# TO DO
Your answer should be the records again, unchanged in wording and free of images.

# EXTRACTED RECORDS
=======

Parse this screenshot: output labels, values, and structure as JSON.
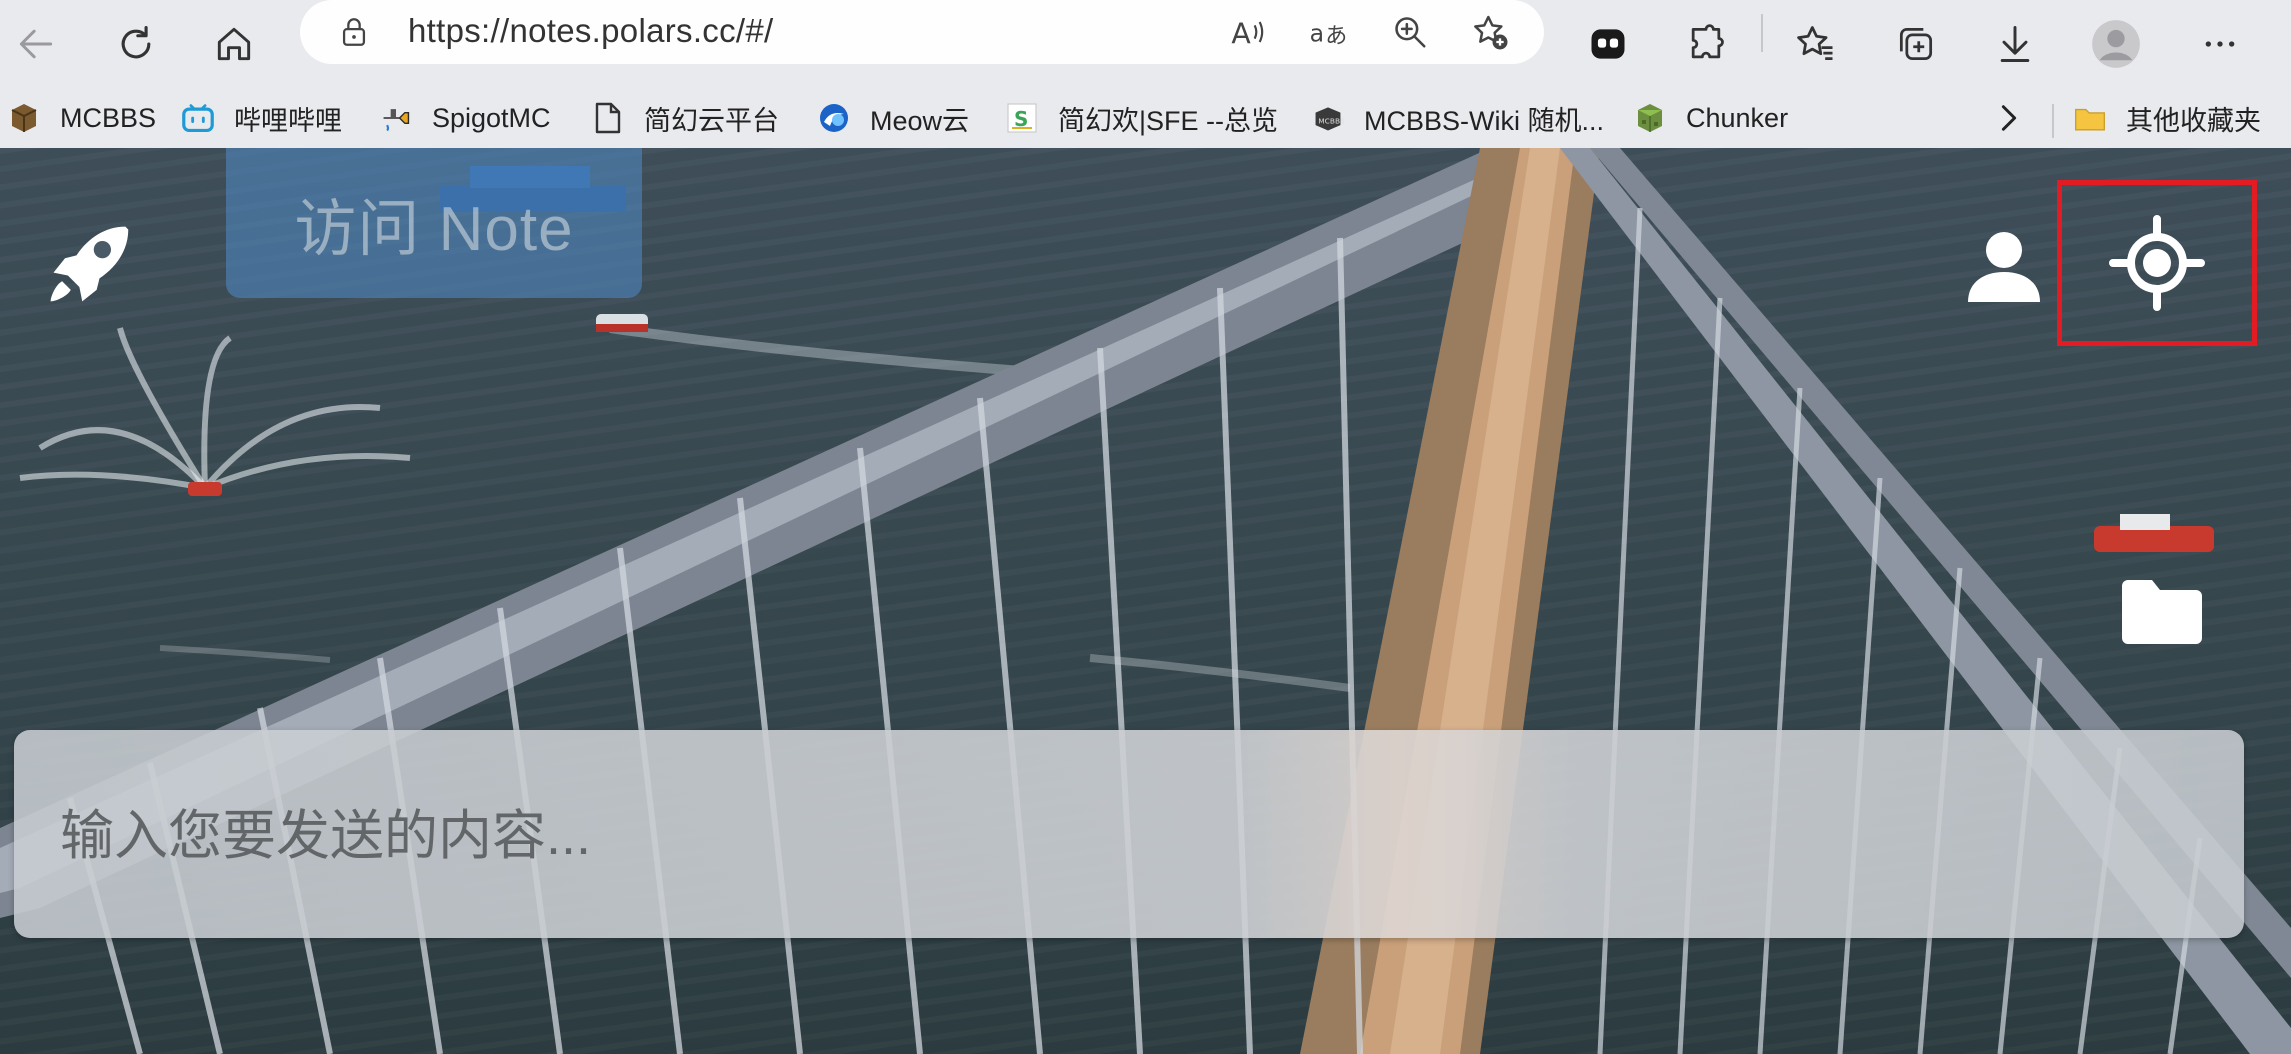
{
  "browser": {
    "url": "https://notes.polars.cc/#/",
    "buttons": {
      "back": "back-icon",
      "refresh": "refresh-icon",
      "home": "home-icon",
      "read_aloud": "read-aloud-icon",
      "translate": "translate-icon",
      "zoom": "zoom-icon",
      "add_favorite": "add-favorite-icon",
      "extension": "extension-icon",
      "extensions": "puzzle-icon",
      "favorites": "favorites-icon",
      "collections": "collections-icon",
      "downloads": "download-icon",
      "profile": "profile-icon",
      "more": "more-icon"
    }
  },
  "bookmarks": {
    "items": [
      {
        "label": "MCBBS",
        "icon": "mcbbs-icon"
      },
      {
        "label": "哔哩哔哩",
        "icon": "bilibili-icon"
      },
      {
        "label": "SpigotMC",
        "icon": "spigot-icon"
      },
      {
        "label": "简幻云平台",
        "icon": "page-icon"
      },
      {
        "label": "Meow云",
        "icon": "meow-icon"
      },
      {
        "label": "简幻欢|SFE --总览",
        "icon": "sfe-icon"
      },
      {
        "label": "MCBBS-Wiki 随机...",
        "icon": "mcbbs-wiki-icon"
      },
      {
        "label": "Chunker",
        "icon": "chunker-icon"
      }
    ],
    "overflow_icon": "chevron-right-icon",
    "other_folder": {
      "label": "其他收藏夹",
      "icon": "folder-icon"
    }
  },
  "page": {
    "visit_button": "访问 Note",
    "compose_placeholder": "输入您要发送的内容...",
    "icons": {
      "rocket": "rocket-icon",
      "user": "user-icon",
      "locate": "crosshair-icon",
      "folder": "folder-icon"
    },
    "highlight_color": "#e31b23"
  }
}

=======

# OUTPUT OF THE TASK
Parse this screenshot: output labels, values, and structure as JSON.
{
  "browser": {
    "url": "https://notes.polars.cc/#/",
    "buttons": {
      "back": "back-icon",
      "refresh": "refresh-icon",
      "home": "home-icon",
      "read_aloud": "read-aloud-icon",
      "translate": "translate-icon",
      "zoom": "zoom-icon",
      "add_favorite": "add-favorite-icon",
      "extension": "extension-icon",
      "extensions": "puzzle-icon",
      "favorites": "favorites-icon",
      "collections": "collections-icon",
      "downloads": "download-icon",
      "profile": "profile-icon",
      "more": "more-icon"
    }
  },
  "bookmarks": {
    "items": [
      {
        "label": "MCBBS",
        "icon": "mcbbs-icon"
      },
      {
        "label": "哔哩哔哩",
        "icon": "bilibili-icon"
      },
      {
        "label": "SpigotMC",
        "icon": "spigot-icon"
      },
      {
        "label": "简幻云平台",
        "icon": "page-icon"
      },
      {
        "label": "Meow云",
        "icon": "meow-icon"
      },
      {
        "label": "简幻欢|SFE --总览",
        "icon": "sfe-icon"
      },
      {
        "label": "MCBBS-Wiki 随机...",
        "icon": "mcbbs-wiki-icon"
      },
      {
        "label": "Chunker",
        "icon": "chunker-icon"
      }
    ],
    "overflow_icon": "chevron-right-icon",
    "other_folder": {
      "label": "其他收藏夹",
      "icon": "folder-icon"
    }
  },
  "page": {
    "visit_button": "访问 Note",
    "compose_placeholder": "输入您要发送的内容...",
    "icons": {
      "rocket": "rocket-icon",
      "user": "user-icon",
      "locate": "crosshair-icon",
      "folder": "folder-icon"
    },
    "highlight_color": "#e31b23"
  }
}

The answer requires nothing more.